(Collected data)

□ □ □ □

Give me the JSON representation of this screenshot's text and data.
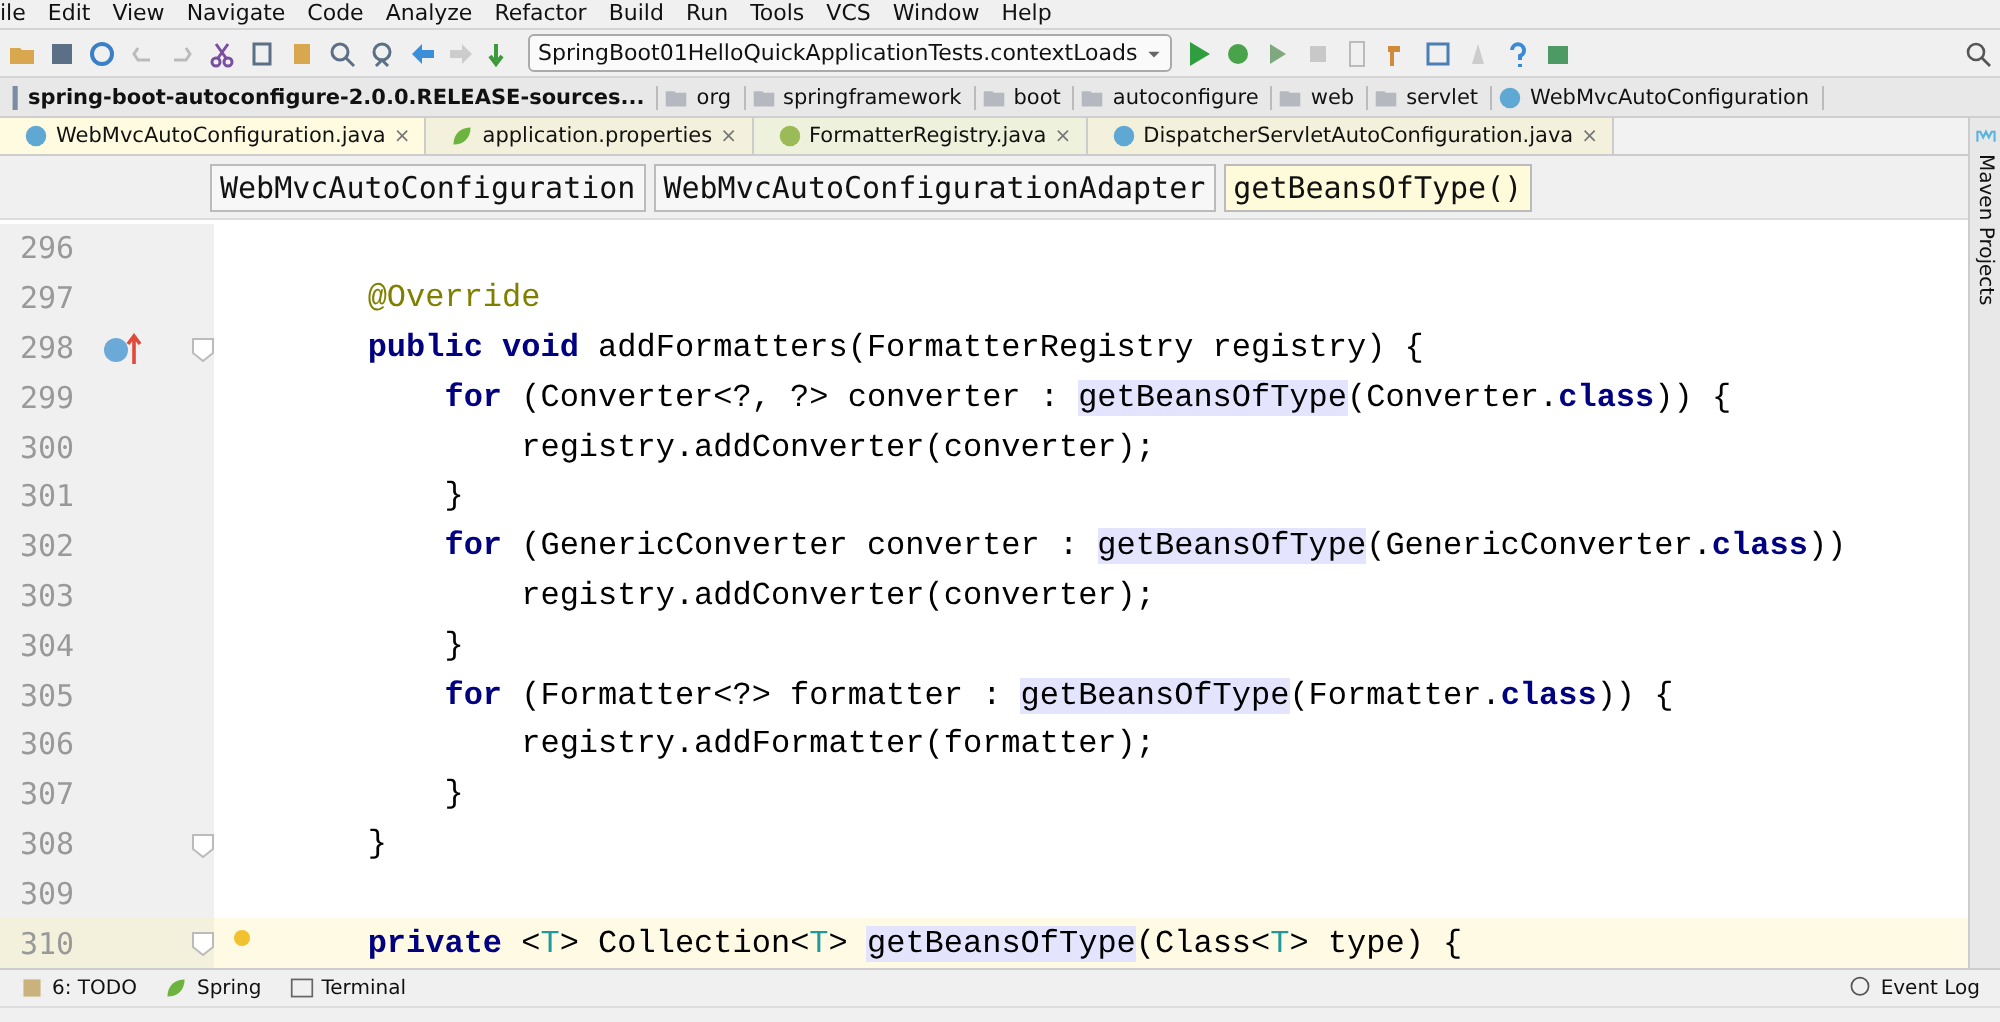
{
  "menu": [
    "ile",
    "Edit",
    "View",
    "Navigate",
    "Code",
    "Analyze",
    "Refactor",
    "Build",
    "Run",
    "Tools",
    "VCS",
    "Window",
    "Help"
  ],
  "toolbar": {
    "run_config": "SpringBoot01HelloQuickApplicationTests.contextLoads"
  },
  "breadcrumbs": [
    {
      "label": "spring-boot-autoconfigure-2.0.0.RELEASE-sources...",
      "kind": "jar"
    },
    {
      "label": "org",
      "kind": "folder"
    },
    {
      "label": "springframework",
      "kind": "folder"
    },
    {
      "label": "boot",
      "kind": "folder"
    },
    {
      "label": "autoconfigure",
      "kind": "folder"
    },
    {
      "label": "web",
      "kind": "folder"
    },
    {
      "label": "servlet",
      "kind": "folder"
    },
    {
      "label": "WebMvcAutoConfiguration",
      "kind": "class"
    }
  ],
  "tabs": [
    {
      "label": "WebMvcAutoConfiguration.java",
      "kind": "class",
      "selected": true,
      "close": "×"
    },
    {
      "label": "application.properties",
      "kind": "props",
      "selected": false,
      "close": "×"
    },
    {
      "label": "FormatterRegistry.java",
      "kind": "interface",
      "selected": false,
      "close": "×"
    },
    {
      "label": "DispatcherServletAutoConfiguration.java",
      "kind": "class",
      "selected": false,
      "close": "×"
    }
  ],
  "structure_path": [
    {
      "label": "WebMvcAutoConfiguration",
      "selected": false
    },
    {
      "label": "WebMvcAutoConfigurationAdapter",
      "selected": false
    },
    {
      "label": "getBeansOfType()",
      "selected": true
    }
  ],
  "code_lines": [
    {
      "number": "296",
      "kind": "plain"
    },
    {
      "number": "297",
      "kind": "plain",
      "tokens": [
        {
          "kind": "annotation",
          "text": "        @Override"
        }
      ]
    },
    {
      "number": "298",
      "kind": "override",
      "fold": true,
      "tokens": [
        {
          "kind": "keyword",
          "text": "        public void "
        },
        {
          "kind": "plain",
          "text": "addFormatters(FormatterRegistry registry) {"
        }
      ]
    },
    {
      "number": "299",
      "kind": "plain",
      "tokens": [
        {
          "kind": "keyword",
          "text": "            for "
        },
        {
          "kind": "plain",
          "text": "(Converter<?, ?> converter : "
        },
        {
          "kind": "usage",
          "text": "getBeansOfType"
        },
        {
          "kind": "plain",
          "text": "(Converter."
        },
        {
          "kind": "keyword",
          "text": "class"
        },
        {
          "kind": "plain",
          "text": ")) {"
        }
      ]
    },
    {
      "number": "300",
      "kind": "plain",
      "tokens": [
        {
          "kind": "plain",
          "text": "                registry.addConverter(converter);"
        }
      ]
    },
    {
      "number": "301",
      "kind": "plain",
      "tokens": [
        {
          "kind": "plain",
          "text": "            }"
        }
      ]
    },
    {
      "number": "302",
      "kind": "plain",
      "tokens": [
        {
          "kind": "keyword",
          "text": "            for "
        },
        {
          "kind": "plain",
          "text": "(GenericConverter converter : "
        },
        {
          "kind": "usage",
          "text": "getBeansOfType"
        },
        {
          "kind": "plain",
          "text": "(GenericConverter."
        },
        {
          "kind": "keyword",
          "text": "class"
        },
        {
          "kind": "plain",
          "text": "))"
        }
      ]
    },
    {
      "number": "303",
      "kind": "plain",
      "tokens": [
        {
          "kind": "plain",
          "text": "                registry.addConverter(converter);"
        }
      ]
    },
    {
      "number": "304",
      "kind": "plain",
      "tokens": [
        {
          "kind": "plain",
          "text": "            }"
        }
      ]
    },
    {
      "number": "305",
      "kind": "plain",
      "tokens": [
        {
          "kind": "keyword",
          "text": "            for "
        },
        {
          "kind": "plain",
          "text": "(Formatter<?> formatter : "
        },
        {
          "kind": "usage",
          "text": "getBeansOfType"
        },
        {
          "kind": "plain",
          "text": "(Formatter."
        },
        {
          "kind": "keyword",
          "text": "class"
        },
        {
          "kind": "plain",
          "text": ")) {"
        }
      ]
    },
    {
      "number": "306",
      "kind": "plain",
      "tokens": [
        {
          "kind": "plain",
          "text": "                registry.addFormatter(formatter);"
        }
      ]
    },
    {
      "number": "307",
      "kind": "plain",
      "tokens": [
        {
          "kind": "plain",
          "text": "            }"
        }
      ]
    },
    {
      "number": "308",
      "kind": "plain",
      "fold": true,
      "tokens": [
        {
          "kind": "plain",
          "text": "        }"
        }
      ]
    },
    {
      "number": "309",
      "kind": "plain"
    },
    {
      "number": "310",
      "kind": "bulb",
      "fold": true,
      "current": true,
      "tokens": [
        {
          "kind": "keyword",
          "text": "        private "
        },
        {
          "kind": "plain",
          "text": "<"
        },
        {
          "kind": "typeparam",
          "text": "T"
        },
        {
          "kind": "plain",
          "text": "> Collection<"
        },
        {
          "kind": "typeparam",
          "text": "T"
        },
        {
          "kind": "plain",
          "text": "> "
        },
        {
          "kind": "usage",
          "text": "getBeansOfType"
        },
        {
          "kind": "plain",
          "text": "(Class<"
        },
        {
          "kind": "typeparam",
          "text": "T"
        },
        {
          "kind": "plain",
          "text": "> type) {"
        }
      ]
    }
  ],
  "right_sidebar": {
    "label": "Maven Projects"
  },
  "tool_windows": [
    {
      "label": "6: TODO",
      "kind": "todo"
    },
    {
      "label": "Spring",
      "kind": "spring"
    },
    {
      "label": "Terminal",
      "kind": "terminal"
    }
  ],
  "event_log": "Event Log"
}
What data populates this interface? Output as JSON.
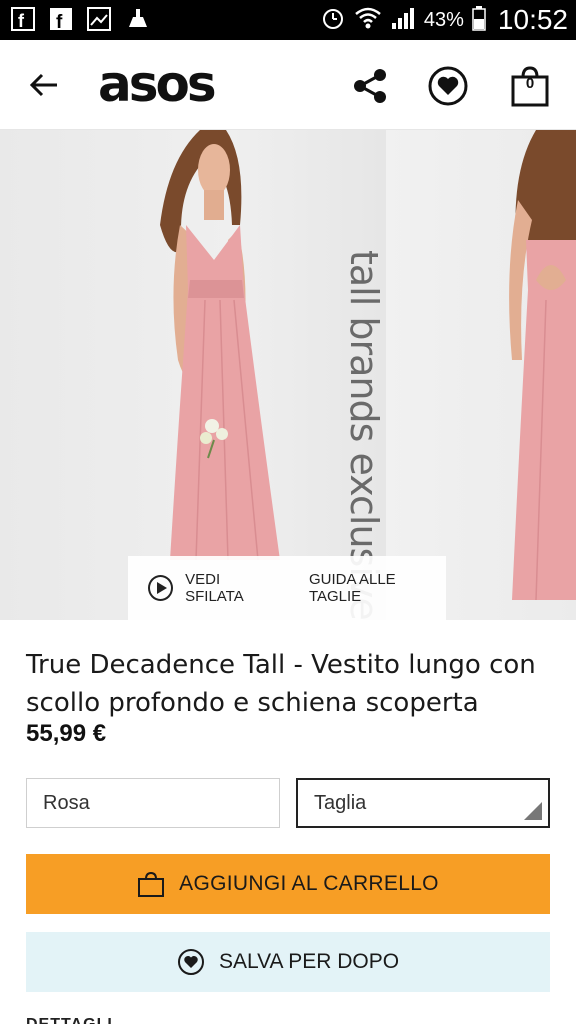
{
  "status_bar": {
    "battery_percent": "43%",
    "time": "10:52"
  },
  "header": {
    "logo": "asos",
    "bag_count": "0"
  },
  "gallery": {
    "overlay_text": "tall brands exclusive",
    "watch_video": "VEDI SFILATA",
    "size_guide": "GUIDA ALLE TAGLIE"
  },
  "product": {
    "title": "True Decadence Tall - Vestito lungo con scollo profondo e schiena scoperta",
    "price": "55,99 €",
    "colour": "Rosa",
    "size_placeholder": "Taglia"
  },
  "actions": {
    "add_to_bag": "AGGIUNGI AL CARRELLO",
    "save_for_later": "SALVA PER DOPO"
  },
  "sections": {
    "details": "DETTAGLI"
  },
  "colors": {
    "accent_orange": "#f79e25",
    "save_bg": "#e3f3f7",
    "dress_pink": "#e9a3a5"
  }
}
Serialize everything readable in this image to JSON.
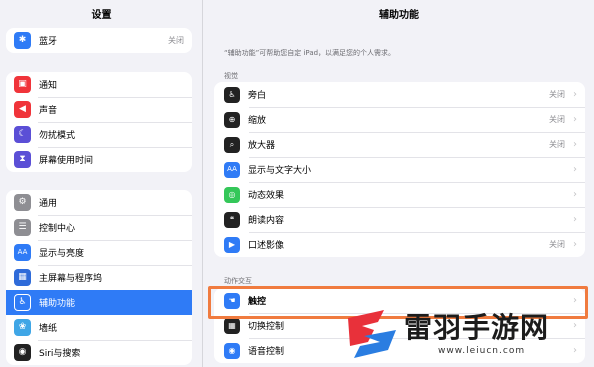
{
  "sidebar": {
    "title": "设置",
    "groups": [
      [
        {
          "label": "蓝牙",
          "value": "关闭",
          "icon": "bluetooth-icon",
          "color": "#2f7bf6"
        }
      ],
      [
        {
          "label": "通知",
          "icon": "notification-icon",
          "color": "#f0343a"
        },
        {
          "label": "声音",
          "icon": "sound-icon",
          "color": "#f0343a"
        },
        {
          "label": "勿扰模式",
          "icon": "moon-icon",
          "color": "#5b4fd6"
        },
        {
          "label": "屏幕使用时间",
          "icon": "hourglass-icon",
          "color": "#5b4fd6"
        }
      ],
      [
        {
          "label": "通用",
          "icon": "gear-icon",
          "color": "#8e8e93"
        },
        {
          "label": "控制中心",
          "icon": "control-center-icon",
          "color": "#8e8e93"
        },
        {
          "label": "显示与亮度",
          "icon": "display-icon",
          "color": "#2f7bf6"
        },
        {
          "label": "主屏幕与程序坞",
          "icon": "home-screen-icon",
          "color": "#2f6bd9"
        },
        {
          "label": "辅助功能",
          "icon": "accessibility-icon",
          "color": "#2f7bf6",
          "selected": true
        },
        {
          "label": "墙纸",
          "icon": "wallpaper-icon",
          "color": "#3fa6e6"
        },
        {
          "label": "Siri与搜索",
          "icon": "siri-icon",
          "color": "#222222"
        }
      ]
    ]
  },
  "main": {
    "title": "辅助功能",
    "description": "“辅助功能”可帮助您自定 iPad，以满足您的个人需求。",
    "sections": [
      {
        "header": "视觉",
        "rows": [
          {
            "label": "旁白",
            "value": "关闭",
            "icon": "voiceover-icon",
            "color": "#222222"
          },
          {
            "label": "缩放",
            "value": "关闭",
            "icon": "zoom-icon",
            "color": "#222222"
          },
          {
            "label": "放大器",
            "value": "关闭",
            "icon": "magnifier-icon",
            "color": "#222222"
          },
          {
            "label": "显示与文字大小",
            "value": "",
            "icon": "text-size-icon",
            "color": "#2f7bf6"
          },
          {
            "label": "动态效果",
            "value": "",
            "icon": "motion-icon",
            "color": "#34c759"
          },
          {
            "label": "朗读内容",
            "value": "",
            "icon": "spoken-content-icon",
            "color": "#222222"
          },
          {
            "label": "口述影像",
            "value": "关闭",
            "icon": "audio-description-icon",
            "color": "#2f7bf6"
          }
        ]
      },
      {
        "header": "动作交互",
        "rows": [
          {
            "label": "触控",
            "value": "",
            "icon": "touch-icon",
            "color": "#2f7bf6"
          },
          {
            "label": "切换控制",
            "value": "",
            "icon": "switch-control-icon",
            "color": "#222222"
          },
          {
            "label": "语音控制",
            "value": "",
            "icon": "voice-control-icon",
            "color": "#2f7bf6"
          }
        ]
      }
    ],
    "highlight_color": "#f07b3f"
  },
  "watermark": {
    "text": "雷羽手游网",
    "url": "www.leiucn.com",
    "colors": {
      "red": "#e8313a",
      "blue": "#2a7de1"
    }
  }
}
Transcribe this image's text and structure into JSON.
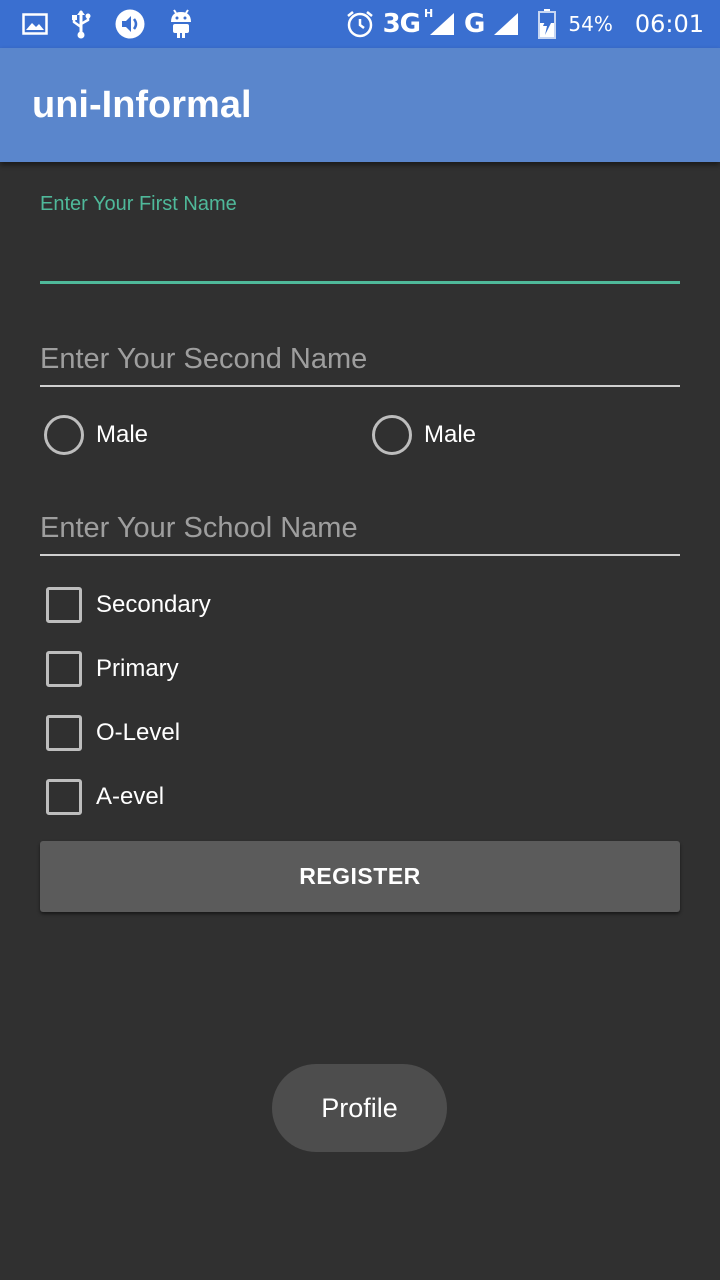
{
  "status_bar": {
    "icons_left": [
      "image-icon",
      "usb-icon",
      "volume-icon",
      "android-icon"
    ],
    "network_3g": "3G",
    "network_3g_sup": "H",
    "network_g": "G",
    "battery_percent": "54%",
    "time": "06:01"
  },
  "app_bar": {
    "title": "uni-Informal"
  },
  "form": {
    "first_name_label": "Enter Your First Name",
    "second_name_placeholder": "Enter Your Second Name",
    "gender_options": [
      "Male",
      "Male"
    ],
    "school_name_placeholder": "Enter Your School Name",
    "levels": [
      "Secondary",
      "Primary",
      "O-Level",
      "A-evel"
    ],
    "register_label": "REGISTER",
    "profile_label": "Profile"
  },
  "colors": {
    "status_bar": "#3a6fd0",
    "app_bar": "#5a86cc",
    "background": "#303030",
    "accent": "#4fb99a"
  }
}
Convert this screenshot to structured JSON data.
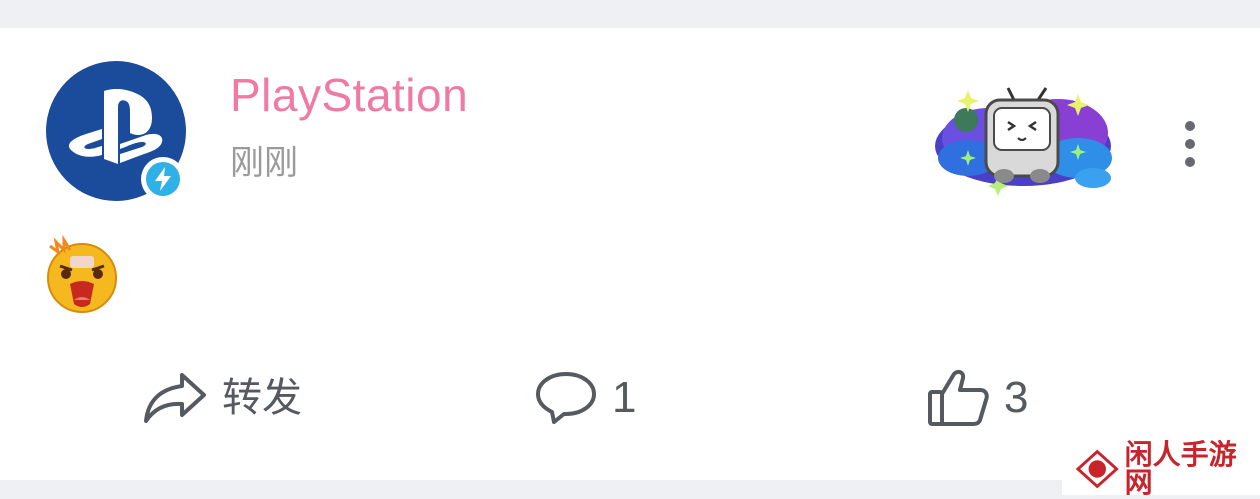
{
  "post": {
    "author": "PlayStation",
    "timestamp": "刚刚",
    "avatar_icon": "playstation-logo",
    "badge_icon": "lightning-bolt-icon",
    "sticker": "bilibili-tv-mascot-sticker",
    "content_emoji": "shocked-angry-face-emoji"
  },
  "actions": {
    "repost_label": "转发",
    "comment_count": "1",
    "like_count": "3"
  },
  "watermark": {
    "text": "闲人手游网"
  },
  "colors": {
    "username": "#f07ba2",
    "avatar_bg": "#1b4b9b",
    "badge": "#2fb1e8",
    "icon_gray": "#555a60",
    "watermark_red": "#c8242c",
    "page_bg": "#eef0f3"
  }
}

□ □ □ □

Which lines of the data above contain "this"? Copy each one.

> **Reply to the task**
Give me the JSON representation of this screenshot's text and data.
What data populates this interface? Output as JSON.
Serialize everything readable in this image to JSON.
Transcribe this image's text and structure into JSON.
Convert this screenshot to structured JSON data.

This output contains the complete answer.